In this set-up, it’s the fairy lights that impact the exposure of your image because they are inside the frame. If you want the fairy lights to give you the kind of warm glow that creates interesting shapes of shadow and light, you need to play with the LED light source outside the frame. We set ours at its lowest power (1 %), but if you want to lift the overall exposure a little more you could try raising the power of the external light source until you like what you see.
You can check your image in your electronic viewfinder or in Live View (using the camera’s LCD screen) to find an exposure where the fairy lights inside the frame look pretty and warm. If your external LED light source can’t be dimmed, you can experiment with moving it closer or farther away.
Using a tripod lets you position the camera so you can take a photograph from a bird’s-eye perspective that looks straight down onto the cookies.
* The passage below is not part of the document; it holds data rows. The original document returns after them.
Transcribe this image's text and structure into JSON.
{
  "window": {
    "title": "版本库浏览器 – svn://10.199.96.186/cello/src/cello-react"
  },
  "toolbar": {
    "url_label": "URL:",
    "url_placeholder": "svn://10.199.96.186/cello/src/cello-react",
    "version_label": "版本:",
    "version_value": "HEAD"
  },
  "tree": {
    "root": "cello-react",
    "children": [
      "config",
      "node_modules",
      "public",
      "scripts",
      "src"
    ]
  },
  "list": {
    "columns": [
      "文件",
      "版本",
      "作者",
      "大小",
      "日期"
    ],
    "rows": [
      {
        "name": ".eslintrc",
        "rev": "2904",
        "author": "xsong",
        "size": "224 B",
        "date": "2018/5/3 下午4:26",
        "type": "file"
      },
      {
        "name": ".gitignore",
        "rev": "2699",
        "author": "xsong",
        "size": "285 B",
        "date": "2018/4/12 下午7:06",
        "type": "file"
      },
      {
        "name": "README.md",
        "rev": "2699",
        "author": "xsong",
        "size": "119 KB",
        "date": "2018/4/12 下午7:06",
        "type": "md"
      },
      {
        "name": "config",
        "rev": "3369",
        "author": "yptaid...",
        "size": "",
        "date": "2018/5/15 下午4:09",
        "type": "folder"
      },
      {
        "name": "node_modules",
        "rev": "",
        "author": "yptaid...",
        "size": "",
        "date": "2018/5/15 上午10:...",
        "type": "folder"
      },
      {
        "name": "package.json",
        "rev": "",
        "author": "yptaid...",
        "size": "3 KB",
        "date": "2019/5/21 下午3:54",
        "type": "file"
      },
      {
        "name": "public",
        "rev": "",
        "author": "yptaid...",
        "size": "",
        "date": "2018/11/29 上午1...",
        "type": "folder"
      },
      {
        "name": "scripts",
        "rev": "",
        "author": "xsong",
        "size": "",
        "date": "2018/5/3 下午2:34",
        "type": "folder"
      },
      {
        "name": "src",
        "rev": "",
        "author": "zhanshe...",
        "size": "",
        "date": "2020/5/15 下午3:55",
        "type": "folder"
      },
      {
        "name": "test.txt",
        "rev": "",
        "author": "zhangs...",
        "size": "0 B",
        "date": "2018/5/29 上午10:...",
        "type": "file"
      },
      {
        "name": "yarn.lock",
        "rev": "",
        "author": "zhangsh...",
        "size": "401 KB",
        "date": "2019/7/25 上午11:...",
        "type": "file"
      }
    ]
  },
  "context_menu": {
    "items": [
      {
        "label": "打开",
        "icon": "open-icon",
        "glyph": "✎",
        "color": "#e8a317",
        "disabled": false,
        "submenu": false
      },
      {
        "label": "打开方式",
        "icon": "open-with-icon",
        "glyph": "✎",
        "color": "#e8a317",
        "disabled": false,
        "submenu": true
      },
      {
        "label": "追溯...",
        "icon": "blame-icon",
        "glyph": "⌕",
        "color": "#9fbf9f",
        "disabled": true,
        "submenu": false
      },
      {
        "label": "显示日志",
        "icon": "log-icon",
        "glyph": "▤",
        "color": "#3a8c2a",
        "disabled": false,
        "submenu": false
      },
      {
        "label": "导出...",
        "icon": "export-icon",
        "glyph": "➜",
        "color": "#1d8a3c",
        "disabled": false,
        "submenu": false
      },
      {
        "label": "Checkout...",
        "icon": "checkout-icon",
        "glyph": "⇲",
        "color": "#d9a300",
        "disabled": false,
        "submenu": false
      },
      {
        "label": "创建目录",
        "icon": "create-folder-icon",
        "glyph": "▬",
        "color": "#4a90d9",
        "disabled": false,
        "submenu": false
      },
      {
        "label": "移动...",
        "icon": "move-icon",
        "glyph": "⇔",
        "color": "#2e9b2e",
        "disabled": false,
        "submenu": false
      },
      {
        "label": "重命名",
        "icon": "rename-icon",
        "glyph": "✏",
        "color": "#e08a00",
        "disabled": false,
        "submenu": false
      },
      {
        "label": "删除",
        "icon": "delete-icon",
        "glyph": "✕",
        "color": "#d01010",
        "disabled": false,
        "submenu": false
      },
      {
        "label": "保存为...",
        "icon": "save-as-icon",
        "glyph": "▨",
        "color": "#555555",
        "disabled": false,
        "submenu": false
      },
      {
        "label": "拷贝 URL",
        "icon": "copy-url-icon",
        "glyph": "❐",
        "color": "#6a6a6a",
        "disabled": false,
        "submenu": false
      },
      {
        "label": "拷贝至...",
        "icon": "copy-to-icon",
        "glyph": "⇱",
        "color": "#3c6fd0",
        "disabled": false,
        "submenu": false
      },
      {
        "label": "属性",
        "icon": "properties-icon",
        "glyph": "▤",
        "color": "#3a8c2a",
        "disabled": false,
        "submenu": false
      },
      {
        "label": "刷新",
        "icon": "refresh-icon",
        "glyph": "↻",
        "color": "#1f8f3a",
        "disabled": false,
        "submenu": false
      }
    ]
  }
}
We’re not used to looking at things from this perspective, so it lends real impact to the image.
For more tips, watch the video to see how you can use the cookie-making ingredients and Photoshop tools to create images where you are the snow angel.
We always knew angels were real!
We’d love you to show us what evokes the feeling of the winter holidays for you. It could be the festive lights, the decorations, or the holly and pine cones. It could be the food, or the people. Or it could be something that’s special just to you. Whatever it is, we just know it’s going to be magical! Send us your best festive shots and tag #CreateYourLight and #CaptureTheHoliday and tagging any of our channels:
.. or any other Nikon social media channel of your preference.